WESTERVILLE, OHIO. — Despite strong sales from the company’s baked foods brands, including Sister Schubert’s “strongest holiday performance ever,” elevated costs pressured profitability at Lancaster Colony Corp. in the company’s most recent fiscal quarter.
Net income at Lancaster Colony in the second quarter ended Dec. 31, 2021, was $34.37 million, equal to $1.25 per share on the common stock, down 23% from $44.63 million, or $1.62 per share, during the second quarter of fiscal 2021. Net sales were $428.43 million, up 14% from $375.02 million.
David A. Ciesinski, president and chief executive officer, said strong sales of Sister Schubert’s dinner rolls and sauces sold under the Chick-fil-A and Buffalo Wild Wings brands under license agreements, together with higher prices were not enough to offset higher costs emanating from multiple directions.
“While pricing actions served to offset significant commodity cost inflation and higher freight rates, we were not able to fully recover the other industry-wide cost pressures such as elevated wage rates in the periods,” Mr. Ciesinski said.
He said the company’s margins also were squeezed by a decision to significantly increase utilization of co-manufacturers to help meet growing demand for the company’s bottled sauces.
The company’s grain-based foods lines performed well, Mr. Ciesinski said.
“On a two-year stack basis for the quarter, IRI retail scanner data shows strong sales growth and share gains for several of our branded products, including Marzetti produce dressings, Sister Schubert’s frozen dinner rolls, New York Bakery garlic bread and Reams frozen noodles,” he said.
During the quarter, net sales were up 10% because of higher prices and volume gains associated with an expansion of the company’s licensing program in its sauces business and the strong performance of its Sister Schubert’s frozen dinner rolls. The 10% gain followed Retail sales growth of 19.5% during the same period last year. Measured in pounds, sales growth was 4% in the second quarter, 12% in last year’s second quarter.
“For the quarter versus prior year, IRI data showed strong share gains for our frozen breads with Sister Schubert’s dinner rolls up 150 basis points to 54.1% and New York Bakery garlic bread up 230 basis points to 42.5%,” Mr. Ciesinski said. “With sales of $61.6 million, Q2 was Sister Schubert’s strongest holiday performance ever, thanks to great retail execution in a difficult environment.”
During the quarter Lancaster Colony recorded two special items related to the Bantam Bagels business. The company revalued the contingent consideration liability to the sellers using fair value accounting. The revaluation translated into a positive adjustment of $2.2 million, including $0.9 recorded to the company’s Retail business and $1.3 million to the Foodservice business. At the same time, Lancaster Colony revalued its intangible assets line on its balance sheet for the Bantam Bagels business, recorded as a $0.9 million impairment for the Retail segment.

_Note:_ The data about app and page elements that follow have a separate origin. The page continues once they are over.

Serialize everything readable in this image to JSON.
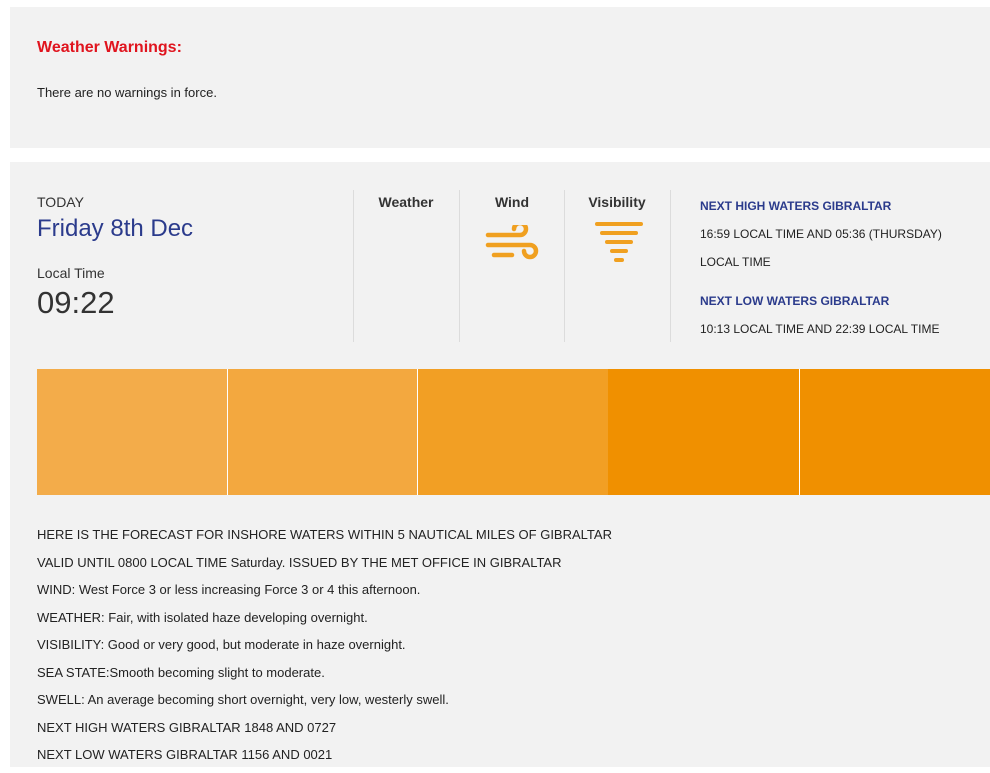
{
  "warnings": {
    "title": "Weather Warnings:",
    "text": "There are no warnings in force."
  },
  "today": {
    "label": "TODAY",
    "date": "Friday 8th Dec",
    "local_time_label": "Local Time",
    "local_time": "09:22"
  },
  "columns": {
    "weather": "Weather",
    "wind": "Wind",
    "visibility": "Visibility"
  },
  "icons": {
    "wind": "wind-icon",
    "visibility": "fog-icon"
  },
  "colors": {
    "warning_red": "#e0141e",
    "navy": "#2b3b8c",
    "icon_orange": "#f0a020",
    "strip": [
      "#f3ac4a",
      "#f3a83f",
      "#f29f24",
      "#f09000",
      "#f09000"
    ]
  },
  "tides": {
    "high_heading": "NEXT HIGH WATERS GIBRALTAR",
    "high_line1": "16:59 LOCAL TIME AND 05:36 (THURSDAY)",
    "high_line2": "LOCAL TIME",
    "low_heading": "NEXT LOW WATERS GIBRALTAR",
    "low_line1": "10:13 LOCAL TIME AND 22:39 LOCAL TIME"
  },
  "forecast_lines": [
    "HERE IS THE FORECAST FOR INSHORE WATERS WITHIN 5 NAUTICAL MILES OF GIBRALTAR",
    "VALID UNTIL 0800 LOCAL TIME Saturday. ISSUED BY THE MET OFFICE IN GIBRALTAR",
    "WIND: West Force 3 or less increasing Force 3 or 4 this afternoon.",
    "WEATHER: Fair, with isolated haze developing overnight.",
    "VISIBILITY: Good or very good, but moderate in haze overnight.",
    "SEA STATE:Smooth becoming slight to moderate.",
    "SWELL: An average becoming short overnight, very low, westerly swell.",
    "NEXT HIGH WATERS GIBRALTAR 1848 AND 0727",
    "NEXT LOW WATERS GIBRALTAR 1156 AND 0021"
  ]
}
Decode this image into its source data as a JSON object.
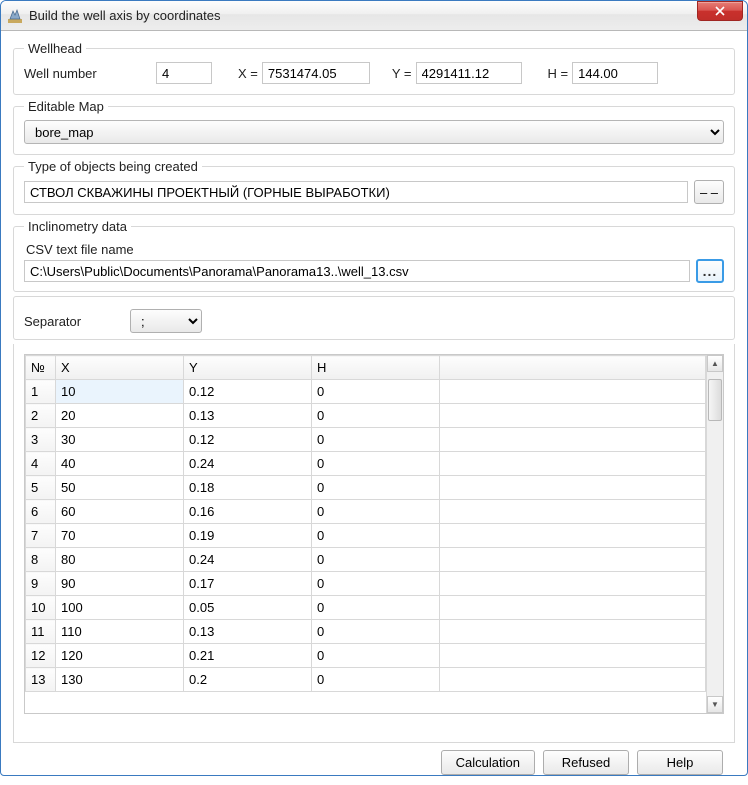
{
  "window": {
    "title": "Build the well axis by coordinates"
  },
  "wellhead": {
    "legend": "Wellhead",
    "well_number_label": "Well number",
    "well_number": "4",
    "x_label": "X =",
    "x": "7531474.05",
    "y_label": "Y =",
    "y": "4291411.12",
    "h_label": "H =",
    "h": "144.00"
  },
  "editable_map": {
    "legend": "Editable Map",
    "value": "bore_map"
  },
  "object_type": {
    "legend": "Type of objects being created",
    "value": "СТВОЛ СКВАЖИНЫ ПРОЕКТНЫЙ (ГОРНЫЕ ВЫРАБОТКИ)",
    "button": "– –"
  },
  "inclinometry": {
    "legend": "Inclinometry data",
    "csv_label": "CSV text file name",
    "csv_path": "C:\\Users\\Public\\Documents\\Panorama\\Panorama13..\\well_13.csv",
    "browse": "..."
  },
  "separator": {
    "label": "Separator",
    "value": ";"
  },
  "table": {
    "headers": {
      "n": "№",
      "x": "X",
      "y": "Y",
      "h": "H"
    },
    "rows": [
      {
        "n": "1",
        "x": "10",
        "y": "0.12",
        "h": "0"
      },
      {
        "n": "2",
        "x": "20",
        "y": "0.13",
        "h": "0"
      },
      {
        "n": "3",
        "x": "30",
        "y": "0.12",
        "h": "0"
      },
      {
        "n": "4",
        "x": "40",
        "y": "0.24",
        "h": "0"
      },
      {
        "n": "5",
        "x": "50",
        "y": "0.18",
        "h": "0"
      },
      {
        "n": "6",
        "x": "60",
        "y": "0.16",
        "h": "0"
      },
      {
        "n": "7",
        "x": "70",
        "y": "0.19",
        "h": "0"
      },
      {
        "n": "8",
        "x": "80",
        "y": "0.24",
        "h": "0"
      },
      {
        "n": "9",
        "x": "90",
        "y": "0.17",
        "h": "0"
      },
      {
        "n": "10",
        "x": "100",
        "y": "0.05",
        "h": "0"
      },
      {
        "n": "11",
        "x": "110",
        "y": "0.13",
        "h": "0"
      },
      {
        "n": "12",
        "x": "120",
        "y": "0.21",
        "h": "0"
      },
      {
        "n": "13",
        "x": "130",
        "y": "0.2",
        "h": "0"
      }
    ]
  },
  "buttons": {
    "calculation": "Calculation",
    "refused": "Refused",
    "help": "Help"
  }
}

Looking forward, Mr. Ciesinski said challenges from higher costs will continue to adversely impact results.
“We anticipate the unfavorable impacts of higher input costs, increased freight and warehousing costs, elevated expenditures attributed to the enduring supply chain challenges, and higher labor costs will remain a headwind to our financial results in the coming quarter,” he said. “The inflationary pricing along with our ongoing cost savings programs and net price realization efforts will help to partially offset these higher costs.”
The company also said it closed a frozen garlic bread production plant in Baldwin Park, Calif. The company is discontinuing its Mamma Bella line of frozen garlic bread. The company took a $1 million restructuring/impairment charge in connection with the decision to close the California plant.
In the six months ended Dec. 31, Lancaster Colony’s net income was $65.03 million, or $2.36 per share, down 20% from $81.71 million, or $2.97. Net sales were $820.48 million, up 13% from $724.25 million.